Even worse, Jonathan Tuite, founder of experimental-music label The Flenser, was in attendance, at Meyer’s request. Agriculture’s frontman wanted his band to join that label more than any other. Meyer was sure they blew their chances that night. But, ironically and remarkably, Tuite saw past Agriculture’s technical difficulties at the show and signed them anyway. Needless to say, it was both a surprise and a dream come true for the quartet. 

“Jonathan [has released] some of the more left-field, interesting metal that has come out in the last decade or so—Bosse-de-Nage, Botanist,” Meyer says. “We felt like it was a natural fit for us.”

What distinguishes Agriculture from other black-metal bands is their full embrace of joy. The emotion is so omnipresent in the band’s material that Meyer devised a name for their sound: “ecstatic black metal.” 

The new band’s idiosyncratic tunes caught the ear of Ignat Frege, drummer-vocalist for Wreck and Reference, which shares rehearsal space with Agriculture. Coincidentally, Wreck and Reference previously issued material through Flenser.
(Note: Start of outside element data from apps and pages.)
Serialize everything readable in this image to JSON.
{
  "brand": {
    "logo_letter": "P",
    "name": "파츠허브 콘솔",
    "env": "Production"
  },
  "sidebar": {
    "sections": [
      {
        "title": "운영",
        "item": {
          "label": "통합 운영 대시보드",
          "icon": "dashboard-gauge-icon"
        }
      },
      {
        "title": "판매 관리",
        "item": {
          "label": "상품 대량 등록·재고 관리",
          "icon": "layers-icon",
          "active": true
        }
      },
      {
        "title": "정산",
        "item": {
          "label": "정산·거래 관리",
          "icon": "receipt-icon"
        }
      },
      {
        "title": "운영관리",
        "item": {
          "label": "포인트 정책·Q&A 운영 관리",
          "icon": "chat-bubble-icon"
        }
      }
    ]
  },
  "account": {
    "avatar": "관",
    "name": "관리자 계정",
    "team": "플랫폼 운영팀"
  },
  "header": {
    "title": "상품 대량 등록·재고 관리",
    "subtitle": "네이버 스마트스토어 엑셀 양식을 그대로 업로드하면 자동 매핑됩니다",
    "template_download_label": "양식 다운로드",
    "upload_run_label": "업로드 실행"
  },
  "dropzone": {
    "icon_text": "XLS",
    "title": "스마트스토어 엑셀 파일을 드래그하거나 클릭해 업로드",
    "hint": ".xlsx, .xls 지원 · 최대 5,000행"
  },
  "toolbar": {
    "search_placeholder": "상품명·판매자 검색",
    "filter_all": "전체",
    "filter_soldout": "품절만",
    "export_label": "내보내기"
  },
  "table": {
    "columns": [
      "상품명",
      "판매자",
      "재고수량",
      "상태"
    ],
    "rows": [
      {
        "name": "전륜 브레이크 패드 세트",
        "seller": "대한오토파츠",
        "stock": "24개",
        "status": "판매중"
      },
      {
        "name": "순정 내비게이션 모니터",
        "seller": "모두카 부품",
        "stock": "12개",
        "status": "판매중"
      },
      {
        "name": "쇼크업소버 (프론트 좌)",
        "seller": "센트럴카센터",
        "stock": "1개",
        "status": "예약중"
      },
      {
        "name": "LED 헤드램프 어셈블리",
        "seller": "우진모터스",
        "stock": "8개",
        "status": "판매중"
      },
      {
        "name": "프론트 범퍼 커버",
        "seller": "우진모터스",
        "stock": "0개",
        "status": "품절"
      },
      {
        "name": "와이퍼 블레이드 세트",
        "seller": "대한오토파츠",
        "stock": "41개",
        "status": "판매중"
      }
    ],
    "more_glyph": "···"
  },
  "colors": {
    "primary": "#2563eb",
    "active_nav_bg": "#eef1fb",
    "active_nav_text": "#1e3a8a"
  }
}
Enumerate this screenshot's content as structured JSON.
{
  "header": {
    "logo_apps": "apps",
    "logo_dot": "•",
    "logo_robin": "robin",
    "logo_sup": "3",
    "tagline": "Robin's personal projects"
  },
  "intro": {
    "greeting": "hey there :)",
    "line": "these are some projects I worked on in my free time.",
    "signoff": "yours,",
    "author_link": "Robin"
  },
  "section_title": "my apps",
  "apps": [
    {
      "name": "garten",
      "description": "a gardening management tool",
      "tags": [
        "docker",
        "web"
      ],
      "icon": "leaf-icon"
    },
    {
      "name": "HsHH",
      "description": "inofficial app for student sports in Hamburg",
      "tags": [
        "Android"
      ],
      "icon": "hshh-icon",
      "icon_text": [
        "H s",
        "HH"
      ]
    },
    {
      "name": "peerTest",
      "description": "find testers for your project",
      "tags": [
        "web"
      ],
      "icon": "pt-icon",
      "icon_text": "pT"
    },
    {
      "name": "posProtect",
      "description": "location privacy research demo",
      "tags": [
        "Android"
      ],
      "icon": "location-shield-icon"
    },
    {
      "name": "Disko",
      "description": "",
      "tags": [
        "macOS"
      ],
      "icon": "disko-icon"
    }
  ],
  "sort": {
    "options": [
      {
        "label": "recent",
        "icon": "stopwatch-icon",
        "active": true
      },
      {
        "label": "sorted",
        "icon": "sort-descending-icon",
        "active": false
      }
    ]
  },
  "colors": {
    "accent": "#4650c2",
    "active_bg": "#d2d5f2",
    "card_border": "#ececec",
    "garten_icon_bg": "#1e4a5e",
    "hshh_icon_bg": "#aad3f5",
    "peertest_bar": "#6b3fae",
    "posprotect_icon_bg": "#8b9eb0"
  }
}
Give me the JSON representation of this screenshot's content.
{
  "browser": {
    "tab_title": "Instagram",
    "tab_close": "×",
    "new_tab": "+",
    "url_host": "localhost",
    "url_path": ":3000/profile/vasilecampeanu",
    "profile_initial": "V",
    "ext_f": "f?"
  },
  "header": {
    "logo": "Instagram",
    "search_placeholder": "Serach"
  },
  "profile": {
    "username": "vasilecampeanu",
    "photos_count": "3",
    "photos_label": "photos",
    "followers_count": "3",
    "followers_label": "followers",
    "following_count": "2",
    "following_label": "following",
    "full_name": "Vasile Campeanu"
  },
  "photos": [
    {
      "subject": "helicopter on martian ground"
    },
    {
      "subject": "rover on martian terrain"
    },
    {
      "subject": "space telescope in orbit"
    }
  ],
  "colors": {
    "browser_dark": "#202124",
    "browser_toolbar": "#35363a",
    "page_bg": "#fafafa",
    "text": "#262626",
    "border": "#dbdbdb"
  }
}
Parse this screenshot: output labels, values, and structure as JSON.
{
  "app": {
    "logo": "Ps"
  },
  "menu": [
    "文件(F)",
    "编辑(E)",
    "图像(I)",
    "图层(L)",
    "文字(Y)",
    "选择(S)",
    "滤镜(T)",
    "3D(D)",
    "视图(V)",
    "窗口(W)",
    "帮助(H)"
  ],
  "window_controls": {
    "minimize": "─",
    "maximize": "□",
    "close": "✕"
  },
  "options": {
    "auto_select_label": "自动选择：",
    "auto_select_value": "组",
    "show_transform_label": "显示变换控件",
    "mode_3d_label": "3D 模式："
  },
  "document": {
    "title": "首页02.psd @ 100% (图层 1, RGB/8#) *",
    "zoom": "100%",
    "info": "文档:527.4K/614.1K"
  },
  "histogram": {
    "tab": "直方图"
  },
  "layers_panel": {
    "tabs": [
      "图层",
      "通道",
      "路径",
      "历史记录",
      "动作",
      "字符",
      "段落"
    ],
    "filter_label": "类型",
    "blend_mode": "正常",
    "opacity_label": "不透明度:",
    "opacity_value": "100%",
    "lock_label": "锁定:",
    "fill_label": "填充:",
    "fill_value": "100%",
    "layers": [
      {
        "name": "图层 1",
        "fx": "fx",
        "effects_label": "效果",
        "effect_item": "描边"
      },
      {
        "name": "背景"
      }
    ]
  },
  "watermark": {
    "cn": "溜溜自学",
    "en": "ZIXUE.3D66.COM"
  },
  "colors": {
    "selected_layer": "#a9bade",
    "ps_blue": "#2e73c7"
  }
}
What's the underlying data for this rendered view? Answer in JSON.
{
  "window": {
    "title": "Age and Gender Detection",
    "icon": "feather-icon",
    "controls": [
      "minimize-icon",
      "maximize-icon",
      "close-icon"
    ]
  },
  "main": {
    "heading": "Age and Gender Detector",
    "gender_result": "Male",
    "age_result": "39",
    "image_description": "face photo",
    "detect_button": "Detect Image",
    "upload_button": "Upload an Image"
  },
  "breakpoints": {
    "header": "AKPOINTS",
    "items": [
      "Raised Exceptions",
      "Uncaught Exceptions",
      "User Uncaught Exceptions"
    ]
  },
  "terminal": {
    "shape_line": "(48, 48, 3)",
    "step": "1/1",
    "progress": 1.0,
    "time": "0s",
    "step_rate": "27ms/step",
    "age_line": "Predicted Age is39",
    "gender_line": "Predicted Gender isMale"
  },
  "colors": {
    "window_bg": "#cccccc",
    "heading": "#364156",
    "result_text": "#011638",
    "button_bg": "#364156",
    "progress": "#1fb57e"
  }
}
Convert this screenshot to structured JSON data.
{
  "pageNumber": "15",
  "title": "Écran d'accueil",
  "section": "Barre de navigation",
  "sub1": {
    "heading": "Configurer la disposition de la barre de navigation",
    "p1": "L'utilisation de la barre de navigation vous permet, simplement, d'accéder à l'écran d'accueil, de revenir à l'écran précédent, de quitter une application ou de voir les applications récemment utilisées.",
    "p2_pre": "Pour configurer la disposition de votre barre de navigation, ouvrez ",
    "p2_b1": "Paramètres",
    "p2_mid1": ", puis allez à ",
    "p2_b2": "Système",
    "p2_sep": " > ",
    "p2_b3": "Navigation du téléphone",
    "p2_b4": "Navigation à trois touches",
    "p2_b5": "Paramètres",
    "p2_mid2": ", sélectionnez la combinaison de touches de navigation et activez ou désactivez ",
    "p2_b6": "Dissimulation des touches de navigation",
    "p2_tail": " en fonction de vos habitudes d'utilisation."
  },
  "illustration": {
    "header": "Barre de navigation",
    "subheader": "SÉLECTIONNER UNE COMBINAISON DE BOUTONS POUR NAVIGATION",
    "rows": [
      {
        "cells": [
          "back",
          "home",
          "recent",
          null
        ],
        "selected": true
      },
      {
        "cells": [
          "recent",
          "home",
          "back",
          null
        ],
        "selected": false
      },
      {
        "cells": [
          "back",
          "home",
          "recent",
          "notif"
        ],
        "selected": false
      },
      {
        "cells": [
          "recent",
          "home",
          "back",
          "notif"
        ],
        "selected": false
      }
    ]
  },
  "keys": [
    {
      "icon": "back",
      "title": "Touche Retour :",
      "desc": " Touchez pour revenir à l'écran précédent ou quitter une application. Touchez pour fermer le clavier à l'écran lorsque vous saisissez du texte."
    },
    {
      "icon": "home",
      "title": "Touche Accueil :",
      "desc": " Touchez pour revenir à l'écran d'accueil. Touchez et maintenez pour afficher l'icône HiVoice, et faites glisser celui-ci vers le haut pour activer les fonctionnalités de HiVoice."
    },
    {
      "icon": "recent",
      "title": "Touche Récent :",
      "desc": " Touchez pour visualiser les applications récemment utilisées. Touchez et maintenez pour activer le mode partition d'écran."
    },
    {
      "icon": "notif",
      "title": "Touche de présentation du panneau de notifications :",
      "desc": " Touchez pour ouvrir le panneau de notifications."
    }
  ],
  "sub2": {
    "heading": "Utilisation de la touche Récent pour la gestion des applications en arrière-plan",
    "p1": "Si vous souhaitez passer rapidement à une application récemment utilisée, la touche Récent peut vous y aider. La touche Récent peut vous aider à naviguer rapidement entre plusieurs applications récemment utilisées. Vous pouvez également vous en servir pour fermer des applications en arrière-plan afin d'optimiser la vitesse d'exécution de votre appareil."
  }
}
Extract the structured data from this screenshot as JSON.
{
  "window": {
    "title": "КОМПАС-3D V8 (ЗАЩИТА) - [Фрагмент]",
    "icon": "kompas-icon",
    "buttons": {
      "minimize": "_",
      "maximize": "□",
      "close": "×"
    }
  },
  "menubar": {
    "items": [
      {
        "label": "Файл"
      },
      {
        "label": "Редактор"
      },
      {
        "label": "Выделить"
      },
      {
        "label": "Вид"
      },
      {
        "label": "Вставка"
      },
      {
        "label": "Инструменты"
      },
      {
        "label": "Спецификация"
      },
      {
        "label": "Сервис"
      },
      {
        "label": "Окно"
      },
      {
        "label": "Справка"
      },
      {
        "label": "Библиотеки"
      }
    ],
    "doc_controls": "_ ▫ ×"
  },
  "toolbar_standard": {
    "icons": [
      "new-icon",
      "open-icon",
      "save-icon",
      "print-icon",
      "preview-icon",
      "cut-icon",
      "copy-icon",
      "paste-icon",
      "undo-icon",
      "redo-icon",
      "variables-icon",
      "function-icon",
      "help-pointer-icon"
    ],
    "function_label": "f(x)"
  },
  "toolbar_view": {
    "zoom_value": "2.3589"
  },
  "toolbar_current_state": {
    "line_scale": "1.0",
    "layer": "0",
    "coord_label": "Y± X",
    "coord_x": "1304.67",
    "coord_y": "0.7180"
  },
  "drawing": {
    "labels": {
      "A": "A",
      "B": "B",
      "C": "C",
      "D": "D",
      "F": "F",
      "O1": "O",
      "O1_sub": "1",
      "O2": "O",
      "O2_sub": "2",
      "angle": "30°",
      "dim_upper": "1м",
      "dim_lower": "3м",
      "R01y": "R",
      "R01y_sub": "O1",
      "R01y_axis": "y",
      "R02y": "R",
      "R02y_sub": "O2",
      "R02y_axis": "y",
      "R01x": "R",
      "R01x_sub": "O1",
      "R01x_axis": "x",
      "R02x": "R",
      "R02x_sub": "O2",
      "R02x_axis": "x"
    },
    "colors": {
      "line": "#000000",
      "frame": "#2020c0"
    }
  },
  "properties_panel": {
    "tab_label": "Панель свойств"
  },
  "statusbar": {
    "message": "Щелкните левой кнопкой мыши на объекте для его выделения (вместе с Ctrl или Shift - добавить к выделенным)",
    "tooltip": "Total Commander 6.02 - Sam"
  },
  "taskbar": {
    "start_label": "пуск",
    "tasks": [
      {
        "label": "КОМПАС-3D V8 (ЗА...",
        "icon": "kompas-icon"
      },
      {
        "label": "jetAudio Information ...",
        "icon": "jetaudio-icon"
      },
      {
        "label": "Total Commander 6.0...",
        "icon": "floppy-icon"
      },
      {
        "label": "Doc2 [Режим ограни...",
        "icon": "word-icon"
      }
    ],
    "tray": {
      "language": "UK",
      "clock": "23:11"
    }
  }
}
Frege told Tuite he’d be wise to sign Agriculture, Meyer said. So did Alex Kent, guitarist/vocalist for Flenser band Sprain, which had toured with the newcomers.

Tuite signed Agriculture to a deal involving only a reasonable amount of touring—not enough to burn them out. That recommendation, combined with a guarantee of artistic autonomy, brought joy to Meyer and company. “We wanted someone who knew what we were doing,” Meyer says. “We didn’t care as much about nitty-gritty stuff like royalties.”

The Flenser deal includes two full-lengths, one of which the band completed before the signing. That, too, pleased Meyer, who has no idea what Agriculture’s second record will sound like. “We don’t want to have to go shopping again after this one,” he added. – Kurt Orzeck